After much discussion and debate, my family decided that in 2017 we’d take a cruise.

There are river cruises, ocean cruises, booze cruises, and an increasing number of “specialty” cruises, where fans vacation alongside their favorite musicians, fellow conspiracy theorists (the “Conspira-Sea” cruise), or cat lovers (the “Meow Meow” cruise). There are TV and movie-themed cruises, with The Walking Dead and Star Trek among them, and others that embrace arts and crafts, goths, meditation, nudism, and swinging. We decided to stick with a regular, traditional cruise with Norwegian Cruise Line. Despite the name and its cold weather implications, these Norwegians, who are no dopes, tend toward the Caribbean, and so did we, choosing a sailing out of New York with stops at Port Canaveral, Florida, and Great Stirrup Cay and Nassau in The Bahamas.

My wife and I are experienced cruisers, and in fact, had been on one with an identical itinerary, before we had kids.
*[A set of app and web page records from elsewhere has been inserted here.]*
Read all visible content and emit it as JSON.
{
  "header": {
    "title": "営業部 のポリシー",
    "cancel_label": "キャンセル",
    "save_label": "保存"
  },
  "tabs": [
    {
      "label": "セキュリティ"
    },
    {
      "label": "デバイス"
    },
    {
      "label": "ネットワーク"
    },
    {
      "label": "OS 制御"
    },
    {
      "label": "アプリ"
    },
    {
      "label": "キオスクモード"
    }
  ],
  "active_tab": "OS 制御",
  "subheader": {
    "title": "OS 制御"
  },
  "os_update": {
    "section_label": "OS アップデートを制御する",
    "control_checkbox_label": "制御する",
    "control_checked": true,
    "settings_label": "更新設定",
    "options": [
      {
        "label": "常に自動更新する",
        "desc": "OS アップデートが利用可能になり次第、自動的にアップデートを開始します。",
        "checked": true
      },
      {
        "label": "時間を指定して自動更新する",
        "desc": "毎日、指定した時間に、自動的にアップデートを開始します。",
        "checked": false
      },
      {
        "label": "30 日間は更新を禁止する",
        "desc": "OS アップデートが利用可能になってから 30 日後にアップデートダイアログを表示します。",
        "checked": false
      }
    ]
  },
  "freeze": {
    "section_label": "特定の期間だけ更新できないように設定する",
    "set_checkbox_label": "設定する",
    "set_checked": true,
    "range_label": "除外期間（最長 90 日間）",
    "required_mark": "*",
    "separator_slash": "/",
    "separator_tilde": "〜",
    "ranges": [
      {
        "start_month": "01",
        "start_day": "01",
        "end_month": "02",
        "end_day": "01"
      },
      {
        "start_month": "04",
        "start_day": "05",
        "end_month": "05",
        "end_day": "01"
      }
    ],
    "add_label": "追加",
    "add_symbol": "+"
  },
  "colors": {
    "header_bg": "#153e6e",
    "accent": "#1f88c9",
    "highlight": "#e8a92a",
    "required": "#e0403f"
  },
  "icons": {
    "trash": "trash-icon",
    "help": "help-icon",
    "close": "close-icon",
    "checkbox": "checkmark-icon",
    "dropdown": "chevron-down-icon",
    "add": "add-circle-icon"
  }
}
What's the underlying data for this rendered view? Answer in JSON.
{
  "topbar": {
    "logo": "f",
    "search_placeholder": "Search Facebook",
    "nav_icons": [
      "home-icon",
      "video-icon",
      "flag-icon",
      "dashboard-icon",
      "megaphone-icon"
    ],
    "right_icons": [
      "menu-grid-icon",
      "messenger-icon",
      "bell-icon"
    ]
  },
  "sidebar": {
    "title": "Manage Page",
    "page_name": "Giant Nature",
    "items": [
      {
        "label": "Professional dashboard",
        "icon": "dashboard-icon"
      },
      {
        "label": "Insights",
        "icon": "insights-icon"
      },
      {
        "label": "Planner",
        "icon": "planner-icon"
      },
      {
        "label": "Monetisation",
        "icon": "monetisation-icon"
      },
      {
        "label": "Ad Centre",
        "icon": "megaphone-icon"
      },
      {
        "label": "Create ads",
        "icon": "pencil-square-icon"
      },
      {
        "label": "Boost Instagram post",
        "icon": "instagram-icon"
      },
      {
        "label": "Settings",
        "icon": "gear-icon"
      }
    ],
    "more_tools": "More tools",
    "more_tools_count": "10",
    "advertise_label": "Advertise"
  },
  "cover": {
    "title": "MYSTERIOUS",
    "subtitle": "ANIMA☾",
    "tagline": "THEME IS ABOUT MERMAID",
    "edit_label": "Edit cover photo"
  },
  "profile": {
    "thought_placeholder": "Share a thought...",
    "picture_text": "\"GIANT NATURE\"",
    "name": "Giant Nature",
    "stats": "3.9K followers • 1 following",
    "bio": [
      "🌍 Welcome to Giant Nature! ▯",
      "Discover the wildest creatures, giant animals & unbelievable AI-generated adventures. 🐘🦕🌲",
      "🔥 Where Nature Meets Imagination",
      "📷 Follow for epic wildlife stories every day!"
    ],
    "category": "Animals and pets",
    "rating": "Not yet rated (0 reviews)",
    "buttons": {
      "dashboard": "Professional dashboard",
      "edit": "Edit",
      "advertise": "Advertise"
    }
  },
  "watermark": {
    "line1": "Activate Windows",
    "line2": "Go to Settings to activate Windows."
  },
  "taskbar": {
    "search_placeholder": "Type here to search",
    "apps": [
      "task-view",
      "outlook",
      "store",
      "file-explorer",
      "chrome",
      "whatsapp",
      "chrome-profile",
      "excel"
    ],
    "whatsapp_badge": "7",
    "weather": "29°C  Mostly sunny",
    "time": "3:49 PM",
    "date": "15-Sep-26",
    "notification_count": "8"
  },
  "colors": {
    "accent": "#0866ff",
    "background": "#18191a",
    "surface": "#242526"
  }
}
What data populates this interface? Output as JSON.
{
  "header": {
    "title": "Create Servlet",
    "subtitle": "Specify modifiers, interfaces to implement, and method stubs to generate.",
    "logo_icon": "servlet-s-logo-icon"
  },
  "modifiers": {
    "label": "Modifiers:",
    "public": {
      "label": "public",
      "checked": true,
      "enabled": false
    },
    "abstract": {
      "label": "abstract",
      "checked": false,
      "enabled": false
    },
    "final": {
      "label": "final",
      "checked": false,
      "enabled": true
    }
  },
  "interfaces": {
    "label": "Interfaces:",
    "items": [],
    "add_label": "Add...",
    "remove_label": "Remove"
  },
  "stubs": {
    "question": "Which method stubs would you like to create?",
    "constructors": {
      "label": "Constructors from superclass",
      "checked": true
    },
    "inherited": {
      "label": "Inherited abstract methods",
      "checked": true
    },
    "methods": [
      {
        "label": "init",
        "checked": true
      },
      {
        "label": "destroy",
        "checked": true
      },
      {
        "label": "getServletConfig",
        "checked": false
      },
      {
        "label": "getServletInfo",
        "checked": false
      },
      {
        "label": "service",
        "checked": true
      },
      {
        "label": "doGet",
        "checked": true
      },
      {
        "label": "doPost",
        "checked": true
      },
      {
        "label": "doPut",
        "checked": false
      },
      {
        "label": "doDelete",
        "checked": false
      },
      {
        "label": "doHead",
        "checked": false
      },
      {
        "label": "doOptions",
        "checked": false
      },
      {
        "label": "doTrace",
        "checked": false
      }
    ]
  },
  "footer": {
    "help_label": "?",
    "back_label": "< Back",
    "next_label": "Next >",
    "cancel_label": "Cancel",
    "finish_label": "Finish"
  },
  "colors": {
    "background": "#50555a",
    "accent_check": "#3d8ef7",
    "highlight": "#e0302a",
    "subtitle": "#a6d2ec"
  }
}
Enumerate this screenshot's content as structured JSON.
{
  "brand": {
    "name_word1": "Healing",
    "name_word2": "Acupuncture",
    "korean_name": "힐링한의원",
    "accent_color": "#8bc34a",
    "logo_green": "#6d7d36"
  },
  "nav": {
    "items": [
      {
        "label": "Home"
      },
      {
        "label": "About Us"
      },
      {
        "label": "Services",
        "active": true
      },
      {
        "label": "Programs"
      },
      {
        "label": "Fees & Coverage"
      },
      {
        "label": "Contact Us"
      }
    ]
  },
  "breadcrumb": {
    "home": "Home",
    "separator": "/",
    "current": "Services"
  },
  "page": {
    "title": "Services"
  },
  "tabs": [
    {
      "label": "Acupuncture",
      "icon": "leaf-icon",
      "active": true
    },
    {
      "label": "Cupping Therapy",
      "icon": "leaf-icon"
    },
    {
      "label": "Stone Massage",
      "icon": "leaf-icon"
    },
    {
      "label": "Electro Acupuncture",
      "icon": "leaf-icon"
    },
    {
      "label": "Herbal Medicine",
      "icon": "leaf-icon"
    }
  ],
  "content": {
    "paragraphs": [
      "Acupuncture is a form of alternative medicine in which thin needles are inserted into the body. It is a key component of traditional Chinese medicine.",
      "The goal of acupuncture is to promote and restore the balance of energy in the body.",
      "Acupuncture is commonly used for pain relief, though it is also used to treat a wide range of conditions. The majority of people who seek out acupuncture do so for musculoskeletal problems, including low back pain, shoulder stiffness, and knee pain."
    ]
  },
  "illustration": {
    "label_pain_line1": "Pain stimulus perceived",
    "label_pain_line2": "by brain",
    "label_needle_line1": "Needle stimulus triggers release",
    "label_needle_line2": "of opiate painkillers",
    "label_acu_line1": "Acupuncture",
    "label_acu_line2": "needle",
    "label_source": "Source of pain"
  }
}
On previous trips, we’d always selected a cabin on one of the lower decks; they were significantly cheaper than the larger, upper deck cabins, though I’m pretty sure the fine print included a reserve clause to press us into service in the nearby engine room upon demand.

This time, we enjoyed a slightly bigger room, with a balcony that overlooked the water. I was suspicious of the balcony at first—my only basis for comparison with a small sitting area suspended over water was a carnival dunk tank. Before settling down to enjoy the view, I conducted a brief scan to ensure there were no trigger mechanisms or bull’s eye targets present.

The first days at sea were sunny and languorous, spent pondering important questions like, “How many foods can be successfully wrapped in bacon?”; “What’s the difference between sherbet, sorbet, and ice cream?”; and above all, “How much food can be stuffed into a single person?” This contemplation, enhanced with thorough sampling and first-hand research, was punctuated by the occasional card game and my first-ever shipboard massage, a wonderful experience spoiled only slightly by the sales pitch for products and additional treatments that followed it. (The ability to say “no thanks” is vital to an economically efficient cruise experience.) It was a couples session, which meant my wife and I had the benefit of solidarity in our attempt to escape quickly, manifested with subtle cries for help like, “Amy’s really the one you want to talk to” and “I think Pete was interested in a free acupuncture consultation, too.”

Thus, together we sat as a Japanese woman with poor command of English recited a script listing various maladies that could be cured by acupuncture, and associated benefits of the treatment. Amid discussion about the (pseudo)science of tongue analysis and detoxification by seaweed wrap, Mariko got her goals and ailments a bit mixed up, asking “How long have you suffered from weight loss?”

The answer, of course, is never, and there’s no better example of the good fortune of being American than on a ship where the passengers (mostly middle class Americans) are served food and drink 24/7 by non-Americans of every ilk—60 different nationalities on board. Despite long work hours, the crew is always friendly—they have to be, if they want to keep their jobs. The variety of accents among the crew can make any conversation an adventure, as when my wife was informed that one of the available dessert options was “lamb sherbet.” After a few moments of disbelief, this was clarified to be ordinary (and meatless) lime sherbet.

I suppressed a desire to shout “Land ho!” upon sighting of Florida, and instead prepared for our first port of call, and our chosen excursion, a trip to the nearby Kennedy Space Center. The Space Center did not disappoint, nor did our selected activities in the Bahamas: stand-up paddleboarding, a close-up “dolphin encounter,” and snorkeling, during which my daughter got to touch a sea turtle who happened along at the right time.

After those adventures, I used my final days on board much like a camel building a sizable hump (or belly, in my case), anticipating the days of comparative deprivation to come, when I’d have to buy and prepare my own meals, and as a result, would be living mostly on ground beef, fruit, and cereal.

There are no flies on the high seas, and we’ve traded scurvy for the occasional outbreak of Legionnaires’ disease; aside from seasickness, the biggest danger on a cruise ship is ending up like one of those obese, scooter-bound humans in the movie Wall-E. And yet, as much as I enjoyed our cruise, the adjustment to reality upon returning from a vacation leaves a lot to be desired. As wonderful as that week aboard ship was, the week that followed it would prove to be one of the worst in my life.

More on that next time, though. (That’s right, this is my first-ever column cliffhanger.)

Peter Dabbene’s website is